**WORK TO BE COMPLETED**
The answer should be the lines from the one with "Parse this screenshot: output" through the final line of the entries, restated word for word.

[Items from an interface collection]
# # #
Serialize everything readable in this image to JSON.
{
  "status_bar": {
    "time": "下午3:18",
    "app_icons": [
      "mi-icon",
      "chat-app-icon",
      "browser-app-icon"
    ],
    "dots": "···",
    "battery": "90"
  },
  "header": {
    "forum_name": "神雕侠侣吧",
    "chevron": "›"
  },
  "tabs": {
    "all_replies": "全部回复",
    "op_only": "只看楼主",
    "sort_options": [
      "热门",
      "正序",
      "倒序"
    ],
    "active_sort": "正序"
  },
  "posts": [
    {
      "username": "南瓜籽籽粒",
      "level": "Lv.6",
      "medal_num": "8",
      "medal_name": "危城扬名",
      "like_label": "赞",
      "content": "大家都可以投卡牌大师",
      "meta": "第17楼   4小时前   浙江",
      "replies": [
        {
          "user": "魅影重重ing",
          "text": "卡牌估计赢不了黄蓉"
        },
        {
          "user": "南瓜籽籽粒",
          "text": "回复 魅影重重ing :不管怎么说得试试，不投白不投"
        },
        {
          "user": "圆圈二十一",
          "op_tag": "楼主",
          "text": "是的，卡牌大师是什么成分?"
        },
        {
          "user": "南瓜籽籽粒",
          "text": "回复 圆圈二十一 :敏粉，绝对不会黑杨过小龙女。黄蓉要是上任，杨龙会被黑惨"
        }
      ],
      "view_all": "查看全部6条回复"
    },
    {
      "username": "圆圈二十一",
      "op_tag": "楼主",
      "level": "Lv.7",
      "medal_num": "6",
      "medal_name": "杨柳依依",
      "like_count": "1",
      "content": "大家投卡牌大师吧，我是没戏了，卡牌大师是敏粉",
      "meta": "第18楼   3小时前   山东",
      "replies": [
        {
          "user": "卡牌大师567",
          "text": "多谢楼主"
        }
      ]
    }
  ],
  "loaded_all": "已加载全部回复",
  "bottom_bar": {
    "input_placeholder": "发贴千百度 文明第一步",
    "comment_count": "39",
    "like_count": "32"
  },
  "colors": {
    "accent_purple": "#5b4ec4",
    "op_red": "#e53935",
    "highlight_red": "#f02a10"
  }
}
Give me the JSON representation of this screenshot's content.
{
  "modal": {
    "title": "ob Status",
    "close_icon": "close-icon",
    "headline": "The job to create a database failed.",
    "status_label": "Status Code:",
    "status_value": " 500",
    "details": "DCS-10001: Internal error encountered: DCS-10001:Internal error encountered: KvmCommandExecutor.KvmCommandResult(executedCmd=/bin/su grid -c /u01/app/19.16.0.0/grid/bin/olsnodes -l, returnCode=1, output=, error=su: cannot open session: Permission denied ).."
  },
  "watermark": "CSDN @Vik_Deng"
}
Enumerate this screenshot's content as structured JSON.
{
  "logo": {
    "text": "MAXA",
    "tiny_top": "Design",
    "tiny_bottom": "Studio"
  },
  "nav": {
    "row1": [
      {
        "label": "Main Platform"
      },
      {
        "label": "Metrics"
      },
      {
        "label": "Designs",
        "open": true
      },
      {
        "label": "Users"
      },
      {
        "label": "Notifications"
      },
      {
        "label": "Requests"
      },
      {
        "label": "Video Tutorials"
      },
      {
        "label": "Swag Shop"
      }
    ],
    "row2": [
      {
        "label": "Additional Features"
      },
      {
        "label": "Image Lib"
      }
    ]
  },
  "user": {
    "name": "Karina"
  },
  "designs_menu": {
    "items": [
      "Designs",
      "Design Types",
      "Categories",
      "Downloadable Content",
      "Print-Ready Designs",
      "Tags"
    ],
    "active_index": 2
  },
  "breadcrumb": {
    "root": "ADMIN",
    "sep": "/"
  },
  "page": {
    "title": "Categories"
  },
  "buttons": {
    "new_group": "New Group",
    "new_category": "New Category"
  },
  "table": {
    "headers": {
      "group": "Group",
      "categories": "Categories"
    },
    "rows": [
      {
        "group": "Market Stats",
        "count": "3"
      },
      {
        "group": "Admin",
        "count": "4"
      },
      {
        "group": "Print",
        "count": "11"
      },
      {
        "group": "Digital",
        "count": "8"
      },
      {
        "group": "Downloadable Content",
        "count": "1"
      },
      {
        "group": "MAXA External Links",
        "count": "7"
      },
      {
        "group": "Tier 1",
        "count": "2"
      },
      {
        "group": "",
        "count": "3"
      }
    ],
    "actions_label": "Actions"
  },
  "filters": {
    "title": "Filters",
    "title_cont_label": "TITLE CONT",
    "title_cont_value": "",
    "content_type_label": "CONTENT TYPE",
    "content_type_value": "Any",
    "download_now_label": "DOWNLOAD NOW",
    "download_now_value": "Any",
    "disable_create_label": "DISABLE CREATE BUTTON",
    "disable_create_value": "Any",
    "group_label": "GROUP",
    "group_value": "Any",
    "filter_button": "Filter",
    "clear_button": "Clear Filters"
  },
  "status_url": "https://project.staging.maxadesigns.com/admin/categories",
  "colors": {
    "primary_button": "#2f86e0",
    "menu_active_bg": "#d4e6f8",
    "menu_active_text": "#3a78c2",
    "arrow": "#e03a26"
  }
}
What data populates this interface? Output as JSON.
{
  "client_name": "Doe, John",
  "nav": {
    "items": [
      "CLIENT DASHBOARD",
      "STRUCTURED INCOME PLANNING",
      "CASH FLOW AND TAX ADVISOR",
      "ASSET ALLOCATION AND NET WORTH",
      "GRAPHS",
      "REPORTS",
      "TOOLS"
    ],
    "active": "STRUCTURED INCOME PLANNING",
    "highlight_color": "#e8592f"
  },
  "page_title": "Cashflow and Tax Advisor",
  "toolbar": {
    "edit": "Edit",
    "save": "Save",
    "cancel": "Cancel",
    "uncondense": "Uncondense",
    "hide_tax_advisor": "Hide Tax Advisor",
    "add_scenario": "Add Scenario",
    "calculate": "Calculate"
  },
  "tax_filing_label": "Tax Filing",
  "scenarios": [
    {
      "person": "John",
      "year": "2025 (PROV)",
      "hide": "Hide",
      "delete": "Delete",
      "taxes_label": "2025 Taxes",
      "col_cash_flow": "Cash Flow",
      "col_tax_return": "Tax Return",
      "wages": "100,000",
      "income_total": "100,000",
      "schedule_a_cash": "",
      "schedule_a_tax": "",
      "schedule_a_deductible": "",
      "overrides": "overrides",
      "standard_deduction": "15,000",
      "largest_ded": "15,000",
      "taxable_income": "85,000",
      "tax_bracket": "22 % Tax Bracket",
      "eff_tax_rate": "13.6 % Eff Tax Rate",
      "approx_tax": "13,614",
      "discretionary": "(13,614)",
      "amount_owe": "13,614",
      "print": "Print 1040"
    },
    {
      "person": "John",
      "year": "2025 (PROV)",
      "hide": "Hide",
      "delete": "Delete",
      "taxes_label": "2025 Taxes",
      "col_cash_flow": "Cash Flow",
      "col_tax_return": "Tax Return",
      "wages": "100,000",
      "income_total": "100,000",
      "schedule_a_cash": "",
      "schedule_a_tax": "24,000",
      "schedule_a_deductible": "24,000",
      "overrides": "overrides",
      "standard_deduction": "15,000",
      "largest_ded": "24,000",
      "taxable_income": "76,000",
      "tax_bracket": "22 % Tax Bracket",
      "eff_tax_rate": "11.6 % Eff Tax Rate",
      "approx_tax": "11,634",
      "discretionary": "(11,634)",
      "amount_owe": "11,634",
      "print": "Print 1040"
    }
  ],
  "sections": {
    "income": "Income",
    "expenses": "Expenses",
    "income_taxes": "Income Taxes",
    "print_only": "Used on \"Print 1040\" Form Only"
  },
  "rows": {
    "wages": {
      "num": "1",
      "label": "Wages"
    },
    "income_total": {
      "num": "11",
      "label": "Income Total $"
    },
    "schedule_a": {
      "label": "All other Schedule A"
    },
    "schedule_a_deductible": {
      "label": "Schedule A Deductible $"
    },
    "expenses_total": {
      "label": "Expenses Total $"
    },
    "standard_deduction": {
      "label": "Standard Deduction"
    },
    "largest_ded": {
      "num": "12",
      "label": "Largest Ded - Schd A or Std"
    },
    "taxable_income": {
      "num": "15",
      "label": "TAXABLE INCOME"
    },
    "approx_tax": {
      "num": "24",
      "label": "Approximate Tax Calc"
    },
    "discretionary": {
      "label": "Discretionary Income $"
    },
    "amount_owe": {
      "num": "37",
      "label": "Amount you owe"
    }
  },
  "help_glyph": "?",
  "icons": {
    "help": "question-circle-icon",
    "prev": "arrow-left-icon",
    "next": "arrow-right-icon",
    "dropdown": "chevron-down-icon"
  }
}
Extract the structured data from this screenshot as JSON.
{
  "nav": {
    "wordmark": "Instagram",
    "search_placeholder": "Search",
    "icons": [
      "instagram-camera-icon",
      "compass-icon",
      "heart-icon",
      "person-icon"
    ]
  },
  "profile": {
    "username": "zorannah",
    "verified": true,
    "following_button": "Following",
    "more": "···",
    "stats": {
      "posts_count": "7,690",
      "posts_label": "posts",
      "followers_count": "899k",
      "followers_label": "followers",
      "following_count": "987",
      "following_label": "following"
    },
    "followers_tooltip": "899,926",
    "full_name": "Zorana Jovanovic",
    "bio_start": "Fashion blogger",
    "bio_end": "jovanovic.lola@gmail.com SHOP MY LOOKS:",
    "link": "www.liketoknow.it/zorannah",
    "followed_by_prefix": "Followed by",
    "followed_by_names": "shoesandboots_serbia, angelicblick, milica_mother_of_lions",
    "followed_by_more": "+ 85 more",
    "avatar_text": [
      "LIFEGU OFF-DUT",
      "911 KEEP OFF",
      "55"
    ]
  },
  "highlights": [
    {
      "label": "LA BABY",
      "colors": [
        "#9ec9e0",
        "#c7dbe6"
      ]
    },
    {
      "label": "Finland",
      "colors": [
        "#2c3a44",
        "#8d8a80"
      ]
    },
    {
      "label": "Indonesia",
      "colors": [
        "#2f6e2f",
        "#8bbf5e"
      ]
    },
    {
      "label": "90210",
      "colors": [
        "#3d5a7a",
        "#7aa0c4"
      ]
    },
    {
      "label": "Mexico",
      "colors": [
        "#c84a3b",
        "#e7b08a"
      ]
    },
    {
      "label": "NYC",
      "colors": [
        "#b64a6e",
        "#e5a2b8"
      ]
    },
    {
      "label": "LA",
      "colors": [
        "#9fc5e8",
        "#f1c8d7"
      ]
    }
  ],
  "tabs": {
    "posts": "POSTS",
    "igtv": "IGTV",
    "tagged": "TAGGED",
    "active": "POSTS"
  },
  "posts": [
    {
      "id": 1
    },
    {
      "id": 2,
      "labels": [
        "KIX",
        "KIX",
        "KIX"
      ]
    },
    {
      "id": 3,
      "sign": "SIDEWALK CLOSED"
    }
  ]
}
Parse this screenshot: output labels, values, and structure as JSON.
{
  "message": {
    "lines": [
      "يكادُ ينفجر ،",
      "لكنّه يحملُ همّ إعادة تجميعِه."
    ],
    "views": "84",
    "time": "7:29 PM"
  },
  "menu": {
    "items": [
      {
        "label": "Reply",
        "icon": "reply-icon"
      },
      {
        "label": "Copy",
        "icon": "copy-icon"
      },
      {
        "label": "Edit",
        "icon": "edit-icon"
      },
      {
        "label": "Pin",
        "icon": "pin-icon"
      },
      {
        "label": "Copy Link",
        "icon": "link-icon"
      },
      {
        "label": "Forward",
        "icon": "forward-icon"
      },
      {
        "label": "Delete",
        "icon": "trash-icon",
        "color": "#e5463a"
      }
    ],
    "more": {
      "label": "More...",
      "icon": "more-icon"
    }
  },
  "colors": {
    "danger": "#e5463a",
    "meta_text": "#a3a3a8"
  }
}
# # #
**EXERCISE OUTPUT**
Parse this screenshot: output labels, values, and structure as JSON.
{
  "message": {
    "lines": [
      "يكادُ ينفجر ،",
      "لكنّه يحملُ همّ إعادة تجميعِه."
    ],
    "views": "84",
    "time": "7:29 PM"
  },
  "menu": {
    "items": [
      {
        "label": "Reply",
        "icon": "reply-icon"
      },
      {
        "label": "Copy",
        "icon": "copy-icon"
      },
      {
        "label": "Edit",
        "icon": "edit-icon"
      },
      {
        "label": "Pin",
        "icon": "pin-icon"
      },
      {
        "label": "Copy Link",
        "icon": "link-icon"
      },
      {
        "label": "Forward",
        "icon": "forward-icon"
      },
      {
        "label": "Delete",
        "icon": "trash-icon",
        "color": "#e5463a"
      }
    ],
    "more": {
      "label": "More...",
      "icon": "more-icon"
    }
  },
  "colors": {
    "danger": "#e5463a",
    "meta_text": "#a3a3a8"
  }
}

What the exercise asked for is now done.